Max pass depth: 0.001" (0.02 mm)

Tool: 1/100" flat endmill
Feed rate: 1.575 in/min (40 mm/min)
Plunge rate: 0.157 in/min (4 mm/min)
Spindle speed: 12,000 RPM
Max pass depth: 0.001" (0.02 mm)

Tool: Engraving bit
Feed rate: 7.874 in/min (200 mm/min)
Plunge rate: 0.656 in/min (16.66 mm/min)
Spindle speed: 12,000 RPM
Max pass depth: 0.003" (0.07 mm) Keep in mind the engraving tool has a variable width, depending on your “engraving cut depth.” The deeper the cut, the wider the tool. The shallower the cut, the narrower the tool. If you’re using an engraving tool and the generated path isn’t cutting part of your .svg file, try reducing the engraving cut depth.

Advanced Feeds and Speeds for Brass

Warning: These settings are for advanced users.

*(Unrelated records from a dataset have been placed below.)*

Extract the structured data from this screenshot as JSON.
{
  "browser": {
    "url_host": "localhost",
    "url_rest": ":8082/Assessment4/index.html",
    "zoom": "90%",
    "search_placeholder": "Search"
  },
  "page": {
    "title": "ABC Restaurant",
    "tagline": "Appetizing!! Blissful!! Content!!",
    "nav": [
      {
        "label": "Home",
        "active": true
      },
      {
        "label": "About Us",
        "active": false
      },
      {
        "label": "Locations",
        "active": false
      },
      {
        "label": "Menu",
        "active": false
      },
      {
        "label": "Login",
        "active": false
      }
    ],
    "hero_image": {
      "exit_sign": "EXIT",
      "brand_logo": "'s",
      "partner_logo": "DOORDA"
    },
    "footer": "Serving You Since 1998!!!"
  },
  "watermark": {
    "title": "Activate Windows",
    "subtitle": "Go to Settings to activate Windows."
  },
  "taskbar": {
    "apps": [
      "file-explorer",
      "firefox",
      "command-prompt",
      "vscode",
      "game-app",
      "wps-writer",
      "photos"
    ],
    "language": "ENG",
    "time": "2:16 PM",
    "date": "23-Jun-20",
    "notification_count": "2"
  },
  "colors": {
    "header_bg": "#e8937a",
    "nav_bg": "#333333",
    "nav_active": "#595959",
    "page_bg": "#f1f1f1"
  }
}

Before using any of the information provided here, you must read the section above on fixturing your material, and you must have a way of precisely measuring your material thickness (we recommend digital calipers). The feeds and speeds specified here are more aggressive (and thus faster), and improperly fixtured material can be knocked loose and damage itself and your machine. Additionally, the material surface needs to be completely flat, or else 1/32", 1/64", and 1/100" endmills will break when they encounter part of the material that is sticking up. BitBreaker Mode must be enabled in order to change your feeds and speeds.

Lastly, if you’re using tools smaller than 1/16", you must make sure that the tool is removing the correct amount of material on the first pass, or else your tool may cut too deep and break. All subsequent passes will be correct, but the first pass can be affected by anomalies like tape thickness, burrs on the material edges, and material warping, all of which can increase the height of the material surface, causing the tool to cut too deep.

Tool: 1/8" flat endmill
Feed rate: 59 in/min (1500 mm/min)
Plunge rate: 5 in/min (127 mm/min)
Spindle speed: 16,400 RPM
Max pass depth: 0.002" (0.05 mm)

Tool: 1/16" flat endmill
Feed rate: 59 in/min (1500 mm/min)
Plunge rate: 5 in/min (127 mm/min)
Spindle speed: 16,400 RPM
Max pass depth: 0.002" (0.05 mm)

Tool: 1/32" flat endmill
Feed rate: 59 in/min (1500 mm/min)
Plunge rate: 5 in/min (127 mm/min)
Spindle speed: 16,400 RPM
Max pass depth: 0.002" (0.05 mm)

Tool: 1/64" flat endmill
Feed rate: 30 in/min (381 mm/min)
Plunge rate: 1 in/min (25 mm/min)
Spindle speed: 16,400 RPM
Max pass depth: 0.001" (0.02 mm)

Tool: 1/100" flat endmill
Feed rate: 5 in/min (127 mm/min)
Plunge rate: 0.5 in/min (12.5 mm/min)
Spindle speed: 16,400 RPM
Max pass depth: 0.001" (0.02 mm)